Images should be omitted while the rest of the data is duplicated exactly.

--------------------

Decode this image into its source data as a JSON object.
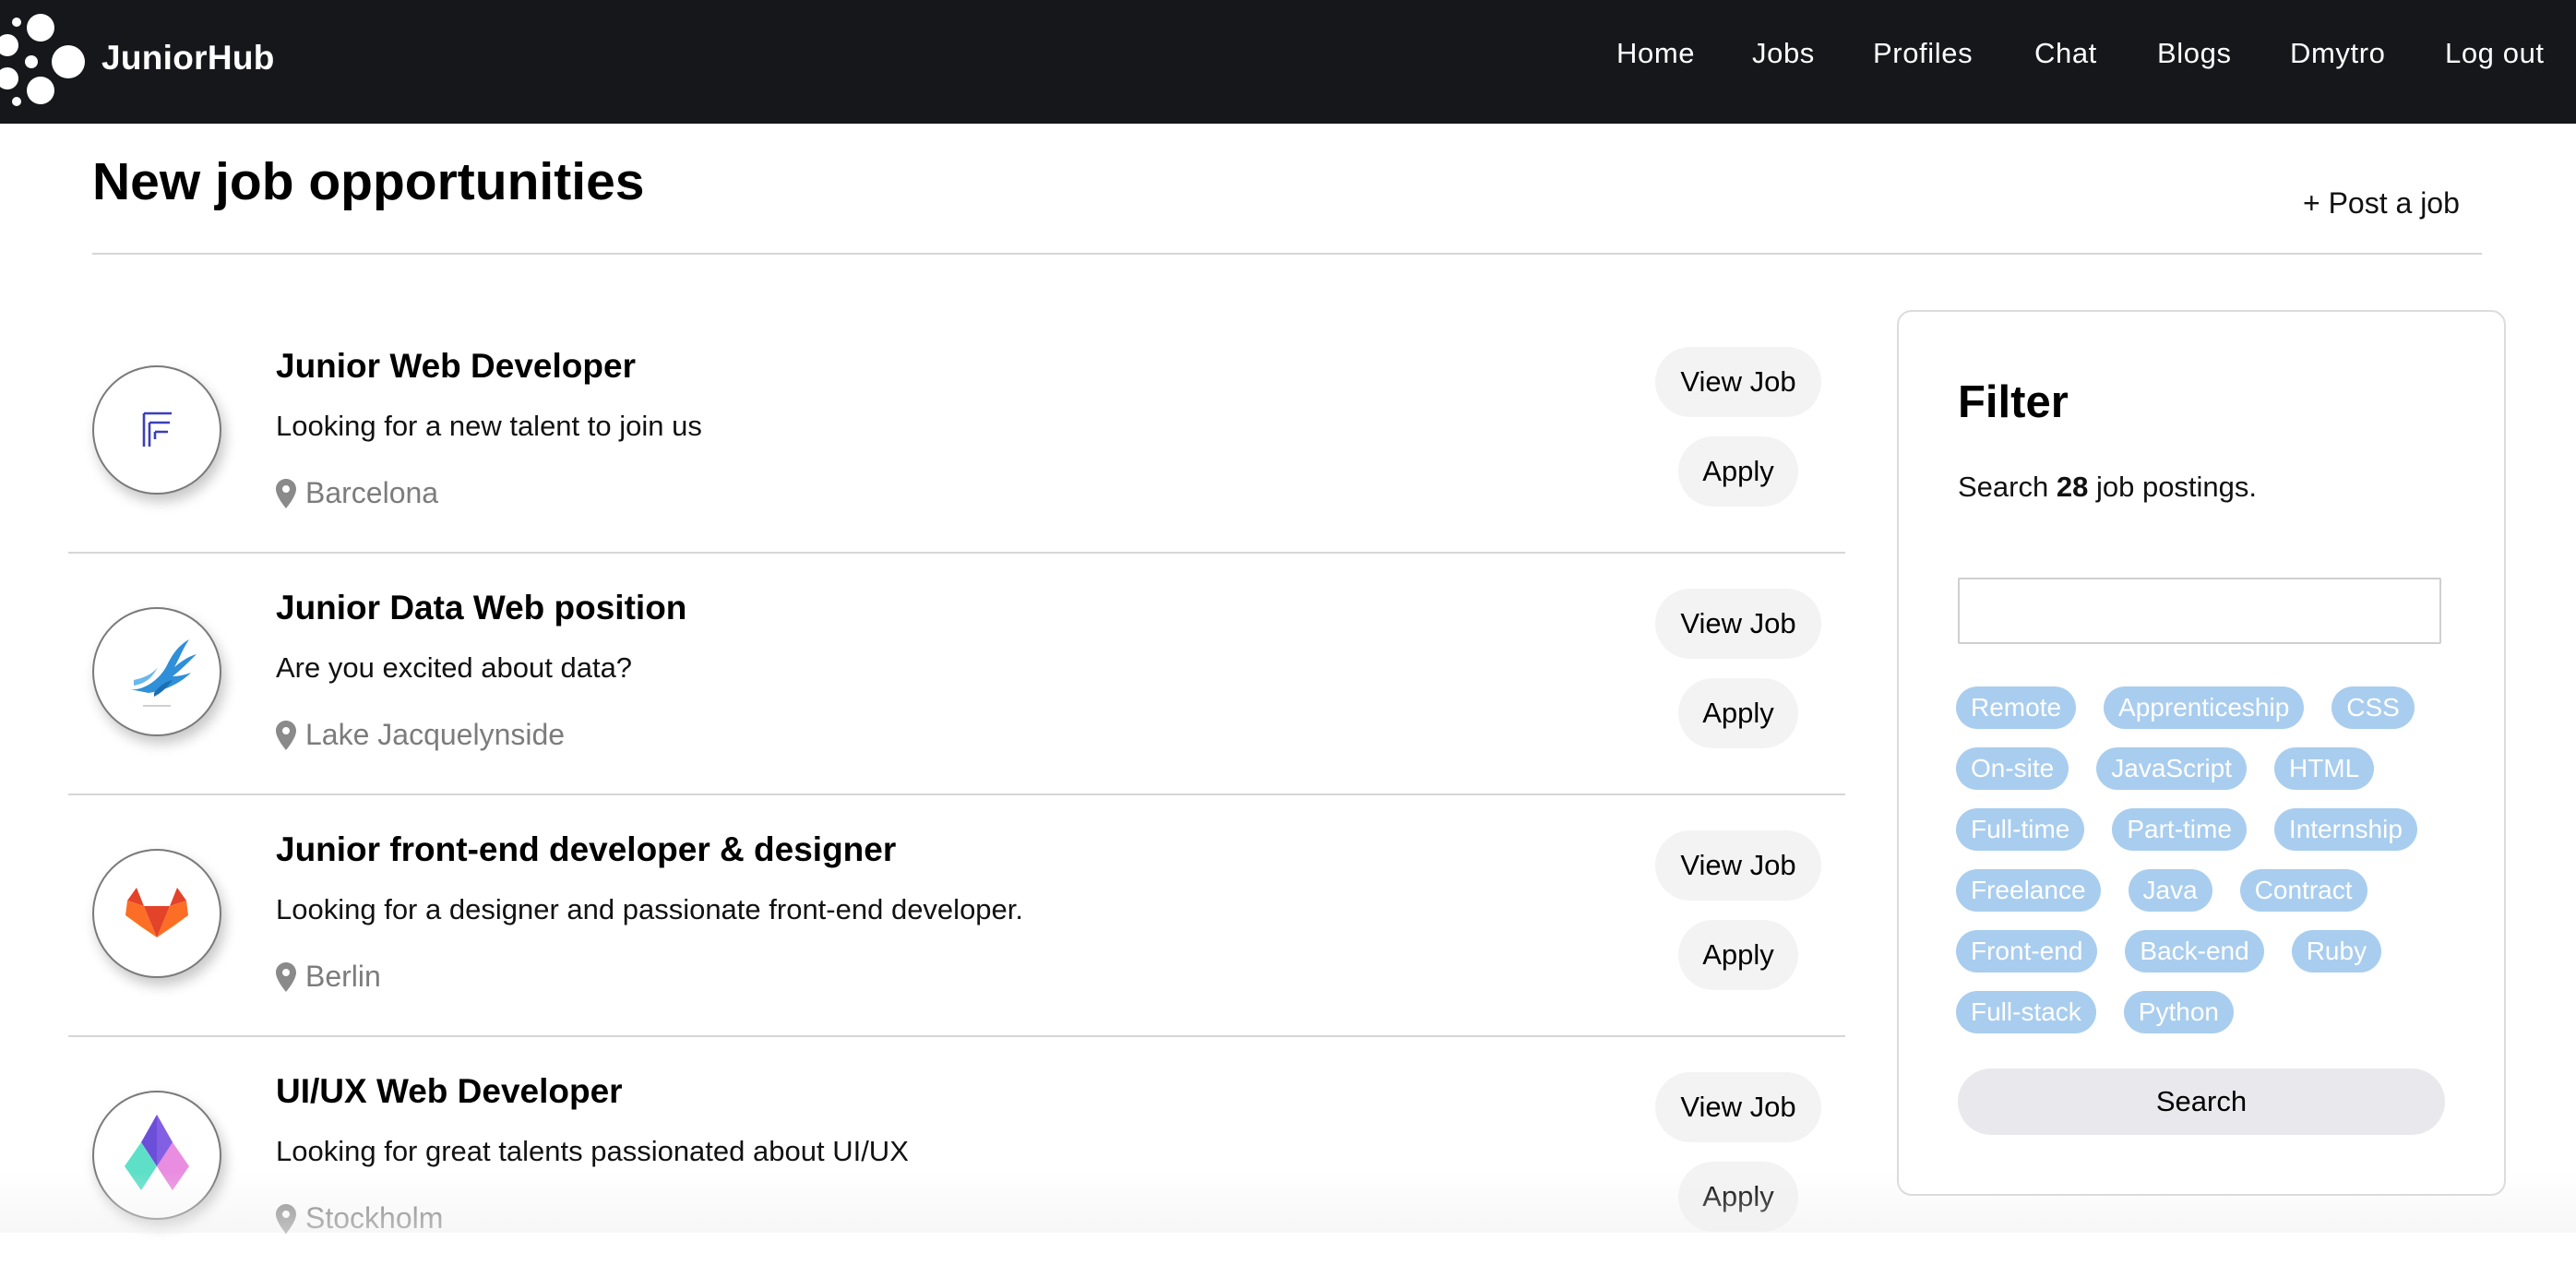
{
  "nav": {
    "brand": "JuniorHub",
    "links": [
      "Home",
      "Jobs",
      "Profiles",
      "Chat",
      "Blogs",
      "Dmytro",
      "Log out"
    ]
  },
  "header": {
    "title": "New job opportunities",
    "post_job": "+ Post a job"
  },
  "jobs": [
    {
      "title": "Junior Web Developer",
      "description": "Looking for a new talent to join us",
      "location": "Barcelona",
      "logo": "letter-f-logo-icon",
      "view_label": "View Job",
      "apply_label": "Apply"
    },
    {
      "title": "Junior Data Web position",
      "description": "Are you excited about data?",
      "location": "Lake Jacquelynside",
      "logo": "blue-bird-logo-icon",
      "view_label": "View Job",
      "apply_label": "Apply"
    },
    {
      "title": "Junior front-end developer & designer",
      "description": "Looking for a designer and passionate front-end developer.",
      "location": "Berlin",
      "logo": "fox-logo-icon",
      "view_label": "View Job",
      "apply_label": "Apply"
    },
    {
      "title": "UI/UX Web Developer",
      "description": "Looking for great talents passionated about UI/UX",
      "location": "Stockholm",
      "logo": "diamond-logo-icon",
      "view_label": "View Job",
      "apply_label": "Apply"
    }
  ],
  "filter": {
    "title": "Filter",
    "count_prefix": "Search",
    "count": "28",
    "count_suffix": "job postings.",
    "search_value": "",
    "search_placeholder": "",
    "tags": [
      "Remote",
      "Apprenticeship",
      "CSS",
      "On-site",
      "JavaScript",
      "HTML",
      "Full-time",
      "Part-time",
      "Internship",
      "Freelance",
      "Java",
      "Contract",
      "Front-end",
      "Back-end",
      "Ruby",
      "Full-stack",
      "Python"
    ],
    "search_button": "Search"
  },
  "colors": {
    "nav_bg": "#15171b",
    "tag_bg": "#a9cdee",
    "button_bg": "#f3f3f3",
    "location_text": "#7c7c7c"
  }
}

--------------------

- _SOLUTION FOR THIS PROBLEM_
Decode this image into its source data as a JSON object.
{
  "nav": {
    "brand": "JuniorHub",
    "links": [
      "Home",
      "Jobs",
      "Profiles",
      "Chat",
      "Blogs",
      "Dmytro",
      "Log out"
    ]
  },
  "header": {
    "title": "New job opportunities",
    "post_job": "+ Post a job"
  },
  "jobs": [
    {
      "title": "Junior Web Developer",
      "description": "Looking for a new talent to join us",
      "location": "Barcelona",
      "logo": "letter-f-logo-icon",
      "view_label": "View Job",
      "apply_label": "Apply"
    },
    {
      "title": "Junior Data Web position",
      "description": "Are you excited about data?",
      "location": "Lake Jacquelynside",
      "logo": "blue-bird-logo-icon",
      "view_label": "View Job",
      "apply_label": "Apply"
    },
    {
      "title": "Junior front-end developer & designer",
      "description": "Looking for a designer and passionate front-end developer.",
      "location": "Berlin",
      "logo": "fox-logo-icon",
      "view_label": "View Job",
      "apply_label": "Apply"
    },
    {
      "title": "UI/UX Web Developer",
      "description": "Looking for great talents passionated about UI/UX",
      "location": "Stockholm",
      "logo": "diamond-logo-icon",
      "view_label": "View Job",
      "apply_label": "Apply"
    }
  ],
  "filter": {
    "title": "Filter",
    "count_prefix": "Search",
    "count": "28",
    "count_suffix": "job postings.",
    "search_value": "",
    "search_placeholder": "",
    "tags": [
      "Remote",
      "Apprenticeship",
      "CSS",
      "On-site",
      "JavaScript",
      "HTML",
      "Full-time",
      "Part-time",
      "Internship",
      "Freelance",
      "Java",
      "Contract",
      "Front-end",
      "Back-end",
      "Ruby",
      "Full-stack",
      "Python"
    ],
    "search_button": "Search"
  },
  "colors": {
    "nav_bg": "#15171b",
    "tag_bg": "#a9cdee",
    "button_bg": "#f3f3f3",
    "location_text": "#7c7c7c"
  }
}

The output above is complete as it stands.